The study was conducted during 1991 at the Texas Agricultural Experiment Station Guayule Research Site near Fort Stockton. A split plot design arranged in a randomized complete block with four replications was used with date of planting (31 May, 28 June, 15 Aug., and 1 Oct.) and seeding rate (30, 40, 50, 60, 80, 100 seeds/m) as main and subplots, respectively. Main plots were 6 m wide (six 1 m wide rows) and 9 m long. Subplots consisted of single rows 9 m long seeded with a Gaspardo SV 255 pneumatic planter. Mexican bulk guayule seed was conditioned by the process outlined by Chandra and Bucks (1986). Seed germination was 80%. Seedling density (Fig. 1) was not adjusted for percentage germination.

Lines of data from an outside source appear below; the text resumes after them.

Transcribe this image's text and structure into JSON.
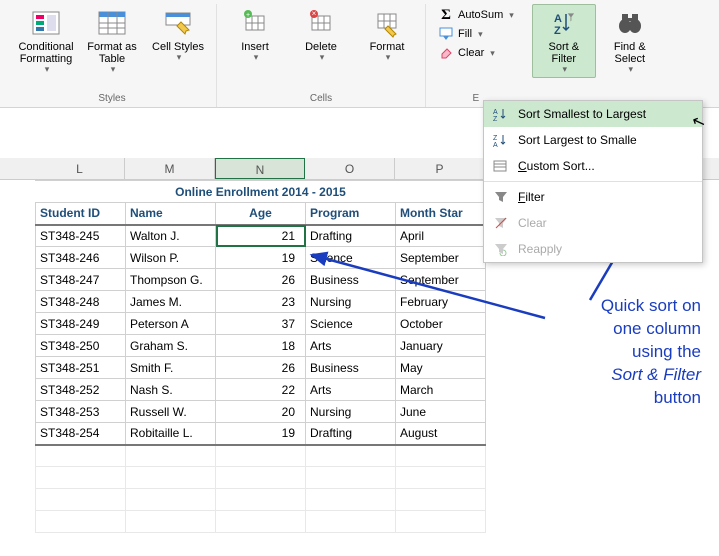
{
  "ribbon": {
    "styles_group": "Styles",
    "cells_group": "Cells",
    "editing_group": "E",
    "conditional_formatting": "Conditional Formatting",
    "format_as_table": "Format as Table",
    "cell_styles": "Cell Styles",
    "insert": "Insert",
    "delete": "Delete",
    "format": "Format",
    "autosum": "AutoSum",
    "fill": "Fill",
    "clear": "Clear",
    "sort_filter": "Sort & Filter",
    "find_select": "Find & Select"
  },
  "columns": [
    "L",
    "M",
    "N",
    "O",
    "P"
  ],
  "selected_column_index": 2,
  "title": "Online Enrollment 2014 - 2015",
  "headers": [
    "Student ID",
    "Name",
    "Age",
    "Program",
    "Month Star"
  ],
  "rows": [
    {
      "id": "ST348-245",
      "name": "Walton J.",
      "age": 21,
      "program": "Drafting",
      "month": "April"
    },
    {
      "id": "ST348-246",
      "name": "Wilson P.",
      "age": 19,
      "program": "Science",
      "month": "September"
    },
    {
      "id": "ST348-247",
      "name": "Thompson G.",
      "age": 26,
      "program": "Business",
      "month": "September"
    },
    {
      "id": "ST348-248",
      "name": "James M.",
      "age": 23,
      "program": "Nursing",
      "month": "February"
    },
    {
      "id": "ST348-249",
      "name": "Peterson A",
      "age": 37,
      "program": "Science",
      "month": "October"
    },
    {
      "id": "ST348-250",
      "name": "Graham S.",
      "age": 18,
      "program": "Arts",
      "month": "January"
    },
    {
      "id": "ST348-251",
      "name": "Smith F.",
      "age": 26,
      "program": "Business",
      "month": "May"
    },
    {
      "id": "ST348-252",
      "name": "Nash S.",
      "age": 22,
      "program": "Arts",
      "month": "March"
    },
    {
      "id": "ST348-253",
      "name": "Russell W.",
      "age": 20,
      "program": "Nursing",
      "month": "June"
    },
    {
      "id": "ST348-254",
      "name": "Robitaille L.",
      "age": 19,
      "program": "Drafting",
      "month": "August"
    }
  ],
  "selected_cell": {
    "row": 0,
    "col": 2
  },
  "menu": {
    "sort_asc": "Sort Smallest to Largest",
    "sort_desc": "Sort Largest to Smalle",
    "custom": "Custom Sort...",
    "filter": "Filter",
    "clear": "Clear",
    "reapply": "Reapply"
  },
  "annotation": {
    "l1": "Quick sort on",
    "l2": "one column",
    "l3": "using the",
    "l4": "Sort & Filter",
    "l5": "button"
  },
  "chart_data": {
    "type": "table",
    "title": "Online Enrollment 2014 - 2015",
    "columns": [
      "Student ID",
      "Name",
      "Age",
      "Program",
      "Month Started"
    ],
    "rows": [
      [
        "ST348-245",
        "Walton J.",
        21,
        "Drafting",
        "April"
      ],
      [
        "ST348-246",
        "Wilson P.",
        19,
        "Science",
        "September"
      ],
      [
        "ST348-247",
        "Thompson G.",
        26,
        "Business",
        "September"
      ],
      [
        "ST348-248",
        "James M.",
        23,
        "Nursing",
        "February"
      ],
      [
        "ST348-249",
        "Peterson A",
        37,
        "Science",
        "October"
      ],
      [
        "ST348-250",
        "Graham S.",
        18,
        "Arts",
        "January"
      ],
      [
        "ST348-251",
        "Smith F.",
        26,
        "Business",
        "May"
      ],
      [
        "ST348-252",
        "Nash S.",
        22,
        "Arts",
        "March"
      ],
      [
        "ST348-253",
        "Russell W.",
        20,
        "Nursing",
        "June"
      ],
      [
        "ST348-254",
        "Robitaille L.",
        19,
        "Drafting",
        "August"
      ]
    ]
  }
}
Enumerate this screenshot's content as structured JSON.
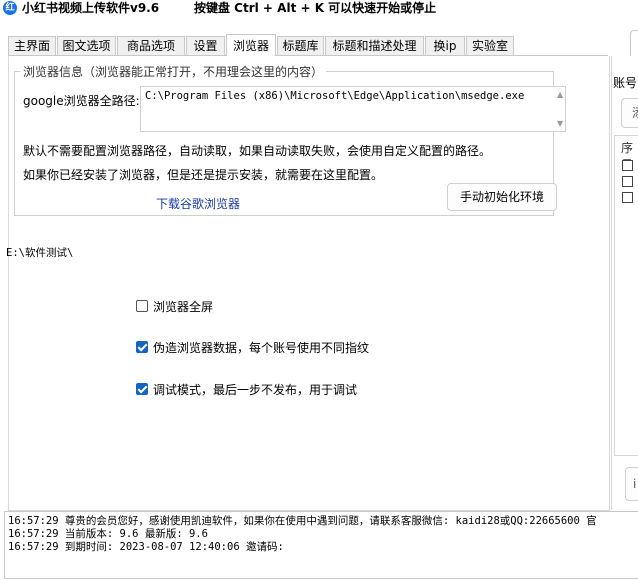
{
  "window": {
    "icon_text": "红",
    "title": "小红书视频上传软件v9.6",
    "hotkey_hint": "按键盘 Ctrl + Alt + K  可以快速开始或停止"
  },
  "tabs": [
    {
      "label": "主界面",
      "active": false
    },
    {
      "label": "图文选项",
      "active": false
    },
    {
      "label": "商品选项",
      "active": false
    },
    {
      "label": "设置",
      "active": false
    },
    {
      "label": "浏览器",
      "active": true
    },
    {
      "label": "标题库",
      "active": false
    },
    {
      "label": "标题和描述处理",
      "active": false
    },
    {
      "label": "换ip",
      "active": false
    },
    {
      "label": "实验室",
      "active": false
    }
  ],
  "browser_group": {
    "legend": "浏览器信息（浏览器能正常打开，不用理会这里的内容）",
    "path_label": "google浏览器全路径:",
    "path_value": "C:\\Program Files (x86)\\Microsoft\\Edge\\Application\\msedge.exe",
    "note1": "默认不需要配置浏览器路径，自动读取，如果自动读取失败，会使用自定义配置的路径。",
    "note2": "如果你已经安装了浏览器，但是还是提示安装，就需要在这里配置。",
    "download_link": "下载谷歌浏览器",
    "init_button": "手动初始化环境"
  },
  "software_path": "E:\\软件测试\\",
  "options": [
    {
      "label": "浏览器全屏",
      "checked": false
    },
    {
      "label": "伪造浏览器数据，每个账号使用不同指纹",
      "checked": true
    },
    {
      "label": "调试模式，最后一步不发布，用于调试",
      "checked": true
    }
  ],
  "right_panel": {
    "account_label": "账号",
    "button_partial": "添",
    "list_header": "序号",
    "bottom_button_partial": "i"
  },
  "log": [
    "16:57:29 尊贵的会员您好，感谢使用凯迪软件，如果你在使用中遇到问题，请联系客服微信: kaidi28或QQ:22665600 官",
    "16:57:29 当前版本: 9.6   最新版: 9.6",
    "16:57:29 到期时间: 2023-08-07 12:40:06 邀请码:"
  ],
  "colors": {
    "accent": "#1565c0",
    "link": "#1c3aa6"
  }
}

The plots were sprinkler irrigated and kept moist during germination and emergence.

RESULTS AND DISCUSSION

Initial germination and emergence was greatest in August (Fig. 1). Seedling density was consistently greater in the 80 and 100 seeds/m treatments as compared to the lower seeding rates. Based on plant spacing recommendations for transplants, 2 to 3 established seedlings/m would be required for an acceptable stand (27,500/ha or 11,500/acre). Even the lower seeding rates (30 to 60 seeds/m) satisfied these requirements. Seeding rate may need to be adjusted for seed quality (% germination), weather factors (heavy rain and hail), insect damage to young seedlings, and reduced germination by preemergence herbicides. Therefore, rates of 40 or 50 seeds/m may be more realistic, and would require 0.22 to 0.30 kg of seed/ha (0.20 to 0.22 lb./A). Initial seed quality can affect the germination rate of conditioned seed.

Just after plant emergence, the May seeding was damaged by heavy rain and hail, which can occur throughout the growing season. Seedlings in the cotyledon stage were damaged by fall armyworms (Spodoptera frugiperda) in the July study.

CONCLUSIONS

Direct seeding guayule during 1991 in west Texas was successful in May, June, and August. Seedling density was greatest in the 100 and 80 seeds/m treatments. Based on plant population recommendations for guayule transplants, even lower seeding rates (30 to 60 seeds/m) were acceptable for stand establishment. Seeding rates of 40 to 50 seeds/m may be more realistic and should be adjusted for seed quality, weather factors, insect damage to young seedlings, and possible reduced germination by preemergence herbicides.

REFERENCES


Fig. 1. Average number of guayule seedlings/m row in plots planted at 100, 80, 60, 50, 40, and 30 seeds/m.

Last update September 12, 1997 aw